The U.S. Army has a rapid reaction force based in Italy — the 173rd Airborne Brigade — but according to a new internal study, it’s not ready to confront a high-tech, well-equipped military force like Russia or its proxies, which is what it was designed and deployed to do. The problem is that the force, a bulwark of the NATO alliance, is underequipped, undermanned, and inadequately organized after being sent to Iraq and Afghanistan multiple times over the past decade. The report notes that the brigade does not possess “essential capabilities needed to accomplish its mission effectively and with decisive speed,” according to the analysis.

After Russia invaded Ukraine in 2014, the 173rd’s paratroopers were the first to reach the Baltic states as a means of potentially countering any Russian or Russian-sponsored moves into any of those countries, and as a deterrent to an attack against NATO’s eastern flank. But the new assessment lists several “capability gaps” that were seen during the unit’s recent training with Ukrainian troops that have been engaged against Russian-backed separatists who have employed low-cost drones and electronic warfare tools to pinpoint targets for artillery, even as they have destroyed Ukrainian government armored vehicles with state-of-the-art Russian antitank missiles.
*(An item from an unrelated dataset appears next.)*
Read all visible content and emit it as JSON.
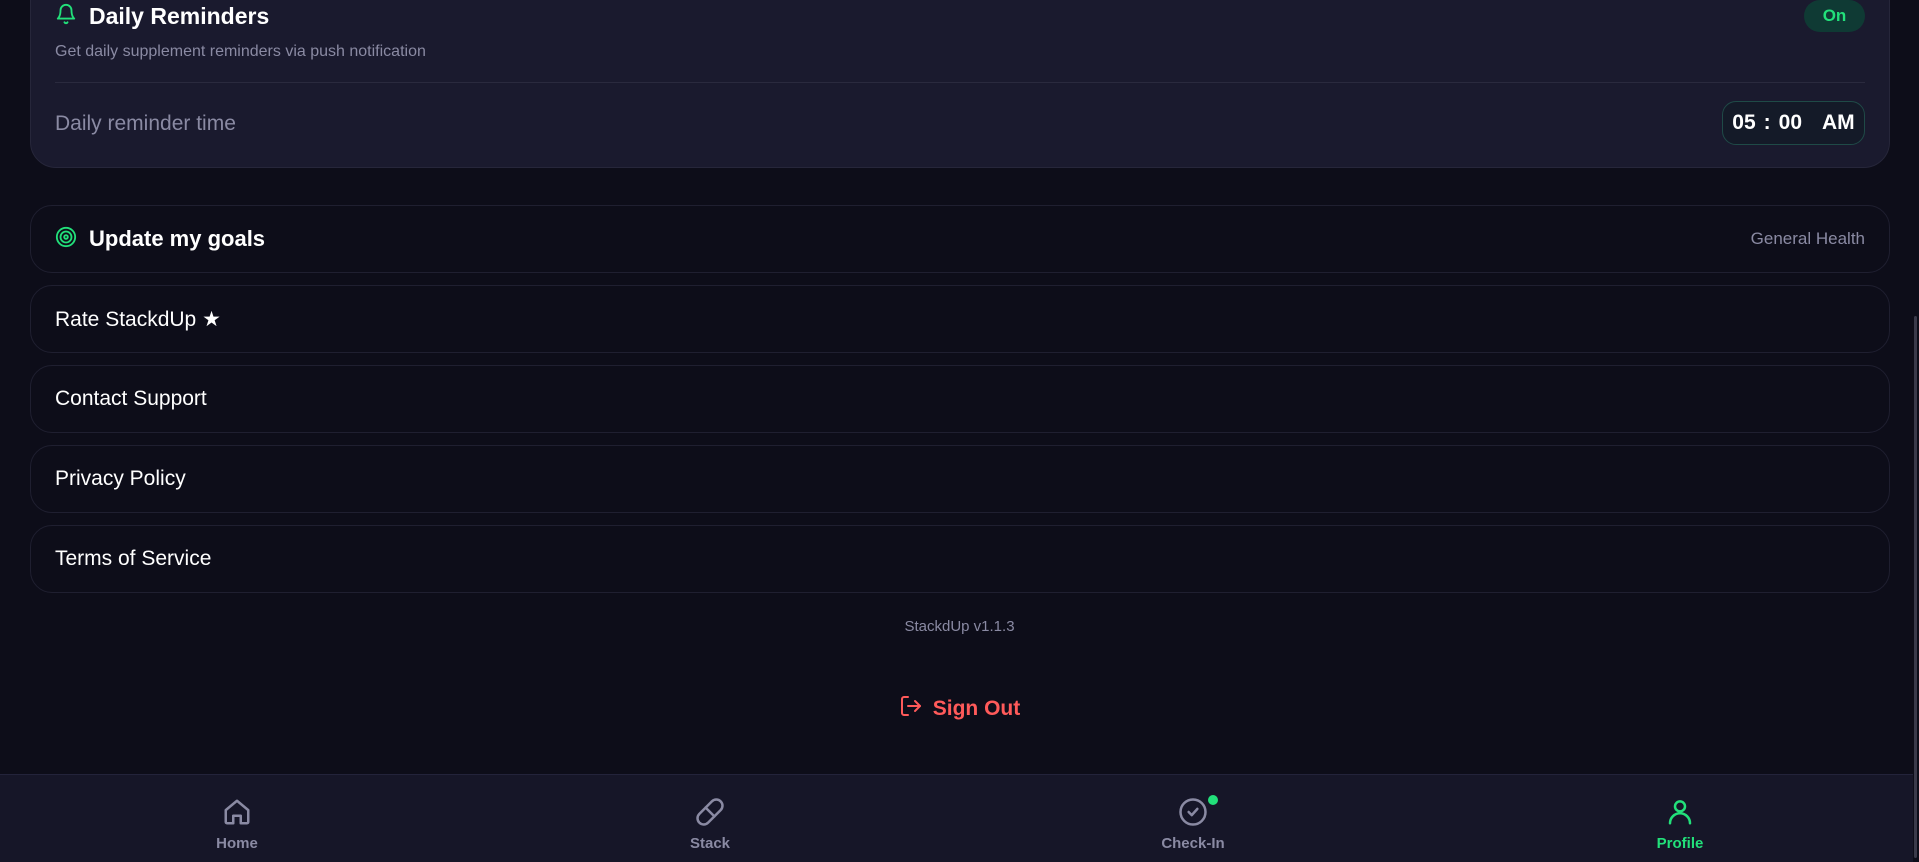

See the rest of our analysis on this and other developments in this week’s Executive Intelligence Summary, due out Friday. To subscribe, click here.